> _RECORDS_:
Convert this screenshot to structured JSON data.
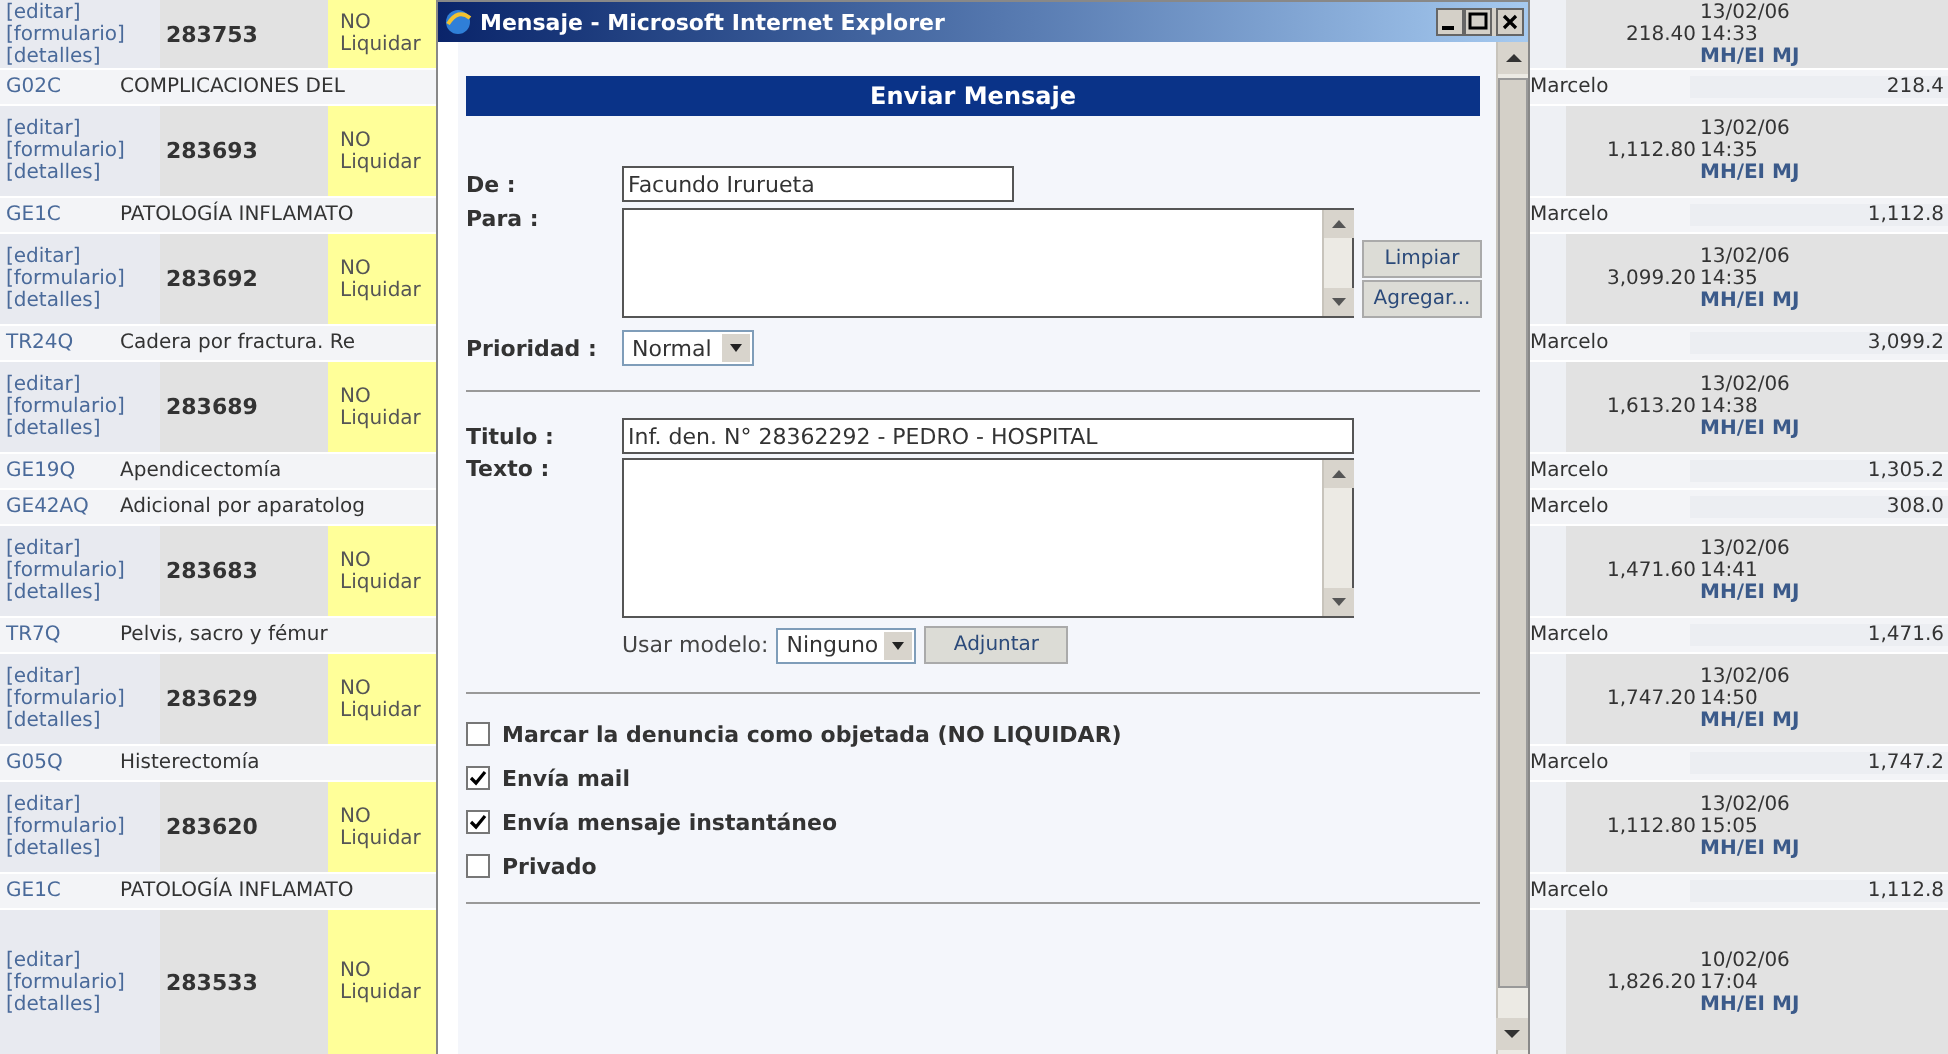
{
  "background_table": {
    "rows": [
      {
        "kind": "record",
        "links": [
          "[editar]",
          "[formulario]",
          "[detalles]"
        ],
        "number": "283753",
        "status": "NO Liquidar",
        "amount": "218.40",
        "date": "13/02/06",
        "time": "14:33",
        "codes": "MH/EI MJ"
      },
      {
        "kind": "code",
        "code": "G02C",
        "description": "COMPLICACIONES DEL",
        "doctor": "Marcelo",
        "amount": "218.4"
      },
      {
        "kind": "record",
        "links": [
          "[editar]",
          "[formulario]",
          "[detalles]"
        ],
        "number": "283693",
        "status": "NO Liquidar",
        "amount": "1,112.80",
        "date": "13/02/06",
        "time": "14:35",
        "codes": "MH/EI MJ"
      },
      {
        "kind": "code",
        "code": "GE1C",
        "description": "PATOLOGÍA INFLAMATO",
        "doctor": "Marcelo",
        "amount": "1,112.8"
      },
      {
        "kind": "record",
        "links": [
          "[editar]",
          "[formulario]",
          "[detalles]"
        ],
        "number": "283692",
        "status": "NO Liquidar",
        "amount": "3,099.20",
        "date": "13/02/06",
        "time": "14:35",
        "codes": "MH/EI MJ"
      },
      {
        "kind": "code",
        "code": "TR24Q",
        "description": "Cadera por fractura. Re",
        "doctor": "Marcelo",
        "amount": "3,099.2"
      },
      {
        "kind": "record",
        "links": [
          "[editar]",
          "[formulario]",
          "[detalles]"
        ],
        "number": "283689",
        "status": "NO Liquidar",
        "amount": "1,613.20",
        "date": "13/02/06",
        "time": "14:38",
        "codes": "MH/EI MJ"
      },
      {
        "kind": "code",
        "code": "GE19Q",
        "description": "Apendicectomía",
        "doctor": "Marcelo",
        "amount": "1,305.2"
      },
      {
        "kind": "code",
        "code": "GE42AQ",
        "description": "Adicional por aparatolog",
        "doctor": "Marcelo",
        "amount": "308.0"
      },
      {
        "kind": "record",
        "links": [
          "[editar]",
          "[formulario]",
          "[detalles]"
        ],
        "number": "283683",
        "status": "NO Liquidar",
        "amount": "1,471.60",
        "date": "13/02/06",
        "time": "14:41",
        "codes": "MH/EI MJ"
      },
      {
        "kind": "code",
        "code": "TR7Q",
        "description": "Pelvis, sacro y fémur",
        "doctor": "Marcelo",
        "amount": "1,471.6"
      },
      {
        "kind": "record",
        "links": [
          "[editar]",
          "[formulario]",
          "[detalles]"
        ],
        "number": "283629",
        "status": "NO Liquidar",
        "amount": "1,747.20",
        "date": "13/02/06",
        "time": "14:50",
        "codes": "MH/EI MJ"
      },
      {
        "kind": "code",
        "code": "G05Q",
        "description": "Histerectomía",
        "doctor": "Marcelo",
        "amount": "1,747.2"
      },
      {
        "kind": "record",
        "links": [
          "[editar]",
          "[formulario]",
          "[detalles]"
        ],
        "number": "283620",
        "status": "NO Liquidar",
        "amount": "1,112.80",
        "date": "13/02/06",
        "time": "15:05",
        "codes": "MH/EI MJ"
      },
      {
        "kind": "code",
        "code": "GE1C",
        "description": "PATOLOGÍA INFLAMATO",
        "doctor": "Marcelo",
        "amount": "1,112.8"
      },
      {
        "kind": "record",
        "links": [
          "[editar]",
          "[formulario]",
          "[detalles]"
        ],
        "number": "283533",
        "status": "NO Liquidar",
        "amount": "1,826.20",
        "date": "10/02/06",
        "time": "17:04",
        "codes": "MH/EI MJ"
      }
    ]
  },
  "dialog": {
    "title": "Mensaje - Microsoft Internet Explorer",
    "heading": "Enviar Mensaje",
    "from": {
      "label": "De :",
      "value": "Facundo Irurueta"
    },
    "to": {
      "label": "Para :"
    },
    "buttons": [
      "Limpiar",
      "Agregar..."
    ],
    "priority": {
      "label": "Prioridad :",
      "value": "Normal"
    },
    "subject": {
      "label": "Titulo :",
      "value": "Inf. den. N° 28362292 - PEDRO - HOSPITAL"
    },
    "body": {
      "label": "Texto :"
    },
    "template": {
      "label": "Usar modelo:",
      "value": "Ninguno"
    },
    "attach_button": "Adjuntar",
    "options": [
      {
        "label": "Marcar la denuncia como objetada (NO LIQUIDAR)",
        "checked": false
      },
      {
        "label": "Envía mail",
        "checked": true
      },
      {
        "label": "Envía mensaje instantáneo",
        "checked": true
      },
      {
        "label": "Privado",
        "checked": false
      }
    ]
  }
}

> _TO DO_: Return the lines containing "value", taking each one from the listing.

> _RESPONSE_:
      "value": "Facundo Irurueta"
      "value": "Normal"
      "value": "Inf. den. N° 28362292 - PEDRO - HOSPITAL"
      "value": "Ninguno"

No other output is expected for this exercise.